About ten years or so ago I saw an ad in the local paper offering a 1955 Oshkosh snowplow truck for sale for a pretty low price. Hey, I figured -- why not take a look and maybe buy it? At that time I lived about five miles from the office - along a stretch of Michigan 28 that parallels the shore of Lake Superior and often gets closed because of snowdrifts and zero visibility. I thought that if I were at work and the road was declared closed -- maybe they'd let me through if I was driving something like this. So -- I bought it! It's every guy's dream, I think, to have a personal toy like this, too. The plow is about 13 feet along the blade -- and clears an 8-foot-wide swath in one pass. Better still is that when driving down the road at 30 mph or so (near the top speed for this truck) and plowing snow, there's a wonderfully exciting plume, about a hundred feet long, being thrown off the right side. It's a blast to drive. It's powered by an inline six cylinder gasoline (not diesel) engine made by Continental. It displaces 427 cubic inches, is modern enough that it has overhead valves, and it always starts on the first try (once the operator has learned a few simple things that need to be done first). See those front tires? Pretty grippy-looking, hey? They're the same type and size as you'll find on fire trucks. Ugly, maybe, and not built for a comfortable ride -- but I don't get stuck...

I wasn't all that cranky
..... when this photo was taken, but it sure looks like it, right? Anyway, here's a shot of me standing right next to the tall end of the plow, pretty well proving that it's six feet high at the discharge end.
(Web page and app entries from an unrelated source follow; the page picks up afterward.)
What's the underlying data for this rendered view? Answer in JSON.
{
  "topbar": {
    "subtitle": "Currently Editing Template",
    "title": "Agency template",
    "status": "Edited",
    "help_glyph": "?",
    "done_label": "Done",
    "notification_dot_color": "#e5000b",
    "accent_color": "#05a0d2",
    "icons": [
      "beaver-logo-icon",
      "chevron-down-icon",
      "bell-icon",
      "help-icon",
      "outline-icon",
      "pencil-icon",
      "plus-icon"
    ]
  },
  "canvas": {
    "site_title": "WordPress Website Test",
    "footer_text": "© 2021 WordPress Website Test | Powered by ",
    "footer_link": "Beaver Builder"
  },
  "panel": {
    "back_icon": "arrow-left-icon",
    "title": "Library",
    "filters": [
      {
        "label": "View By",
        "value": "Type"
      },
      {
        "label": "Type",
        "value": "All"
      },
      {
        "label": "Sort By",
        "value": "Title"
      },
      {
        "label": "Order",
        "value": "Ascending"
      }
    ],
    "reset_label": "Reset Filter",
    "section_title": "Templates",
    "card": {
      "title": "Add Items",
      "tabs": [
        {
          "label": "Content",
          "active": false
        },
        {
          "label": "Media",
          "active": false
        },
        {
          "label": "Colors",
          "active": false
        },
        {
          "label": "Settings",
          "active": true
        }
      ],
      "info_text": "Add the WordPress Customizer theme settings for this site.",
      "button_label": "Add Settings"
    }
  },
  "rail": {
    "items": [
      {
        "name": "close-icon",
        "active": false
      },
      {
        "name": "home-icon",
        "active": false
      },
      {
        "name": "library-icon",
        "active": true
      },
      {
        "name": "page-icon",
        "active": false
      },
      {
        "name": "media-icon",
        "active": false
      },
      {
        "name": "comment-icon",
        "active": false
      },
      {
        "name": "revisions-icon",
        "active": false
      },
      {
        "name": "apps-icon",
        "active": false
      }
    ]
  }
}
The plow started life as a piece of equipment owned by the Luce County, Michigan, Road Commission. After they retired it the truck was bought by a logging company that probably used it to keep logging roads cleaned out in the deep woods. And then it was sold to the guy from whom I bought it -- a private individual that wanted it to keep his 1/2-mile-long driveway open. He sold the Oshkosh when he found another plow even better suited to his driveway.

See, I can smile.
Anyway, here you can see a little bit of the engine. It's got a single-barrel downdraft carburetor, electric fuel pump (added after I bought the truck), and there's so much torque that it should be driven like a diesel-engined vehicle -- that is, let out the clutch until the truck starts moving, then (and only then) give it gas. Many's the time that I've come up to a snowdrift that's four or five feet high and across the entire road, yet as I approach -- I come up to the drift, stop, put the plow down, and from a standing start I plow the drift. Sure, I could do it with a running start, but it's fun to have enough power to plow so much snow with no headstart.

Yes, of course I decorated it with our race team stickers. What you can't see, however, is the cement block that's on the back (for ballast). The block is about 4 feet long by 2 feet wide and two feet high, and is held in place with a few lengths of iron welded to the bed of the truck. The block weighs something like a ton or two -- helping give me good traction.

I've used the truck many times to pull semis that get stuck in our loading dock at work. They'll try to back into the dock, but get the front part of their rig stuck in the sand. I hook up to the rig and pull -- and every time I've been successful in getting the truck un-stuck, whether the driver of the semi helped me -- or even if he just sat there with his brakes on. The Oshkosh has a lot of pulling power.

Next time you're in Marquette during a blizzard, be sure to call me and ask for a ride. You will never forget the experience.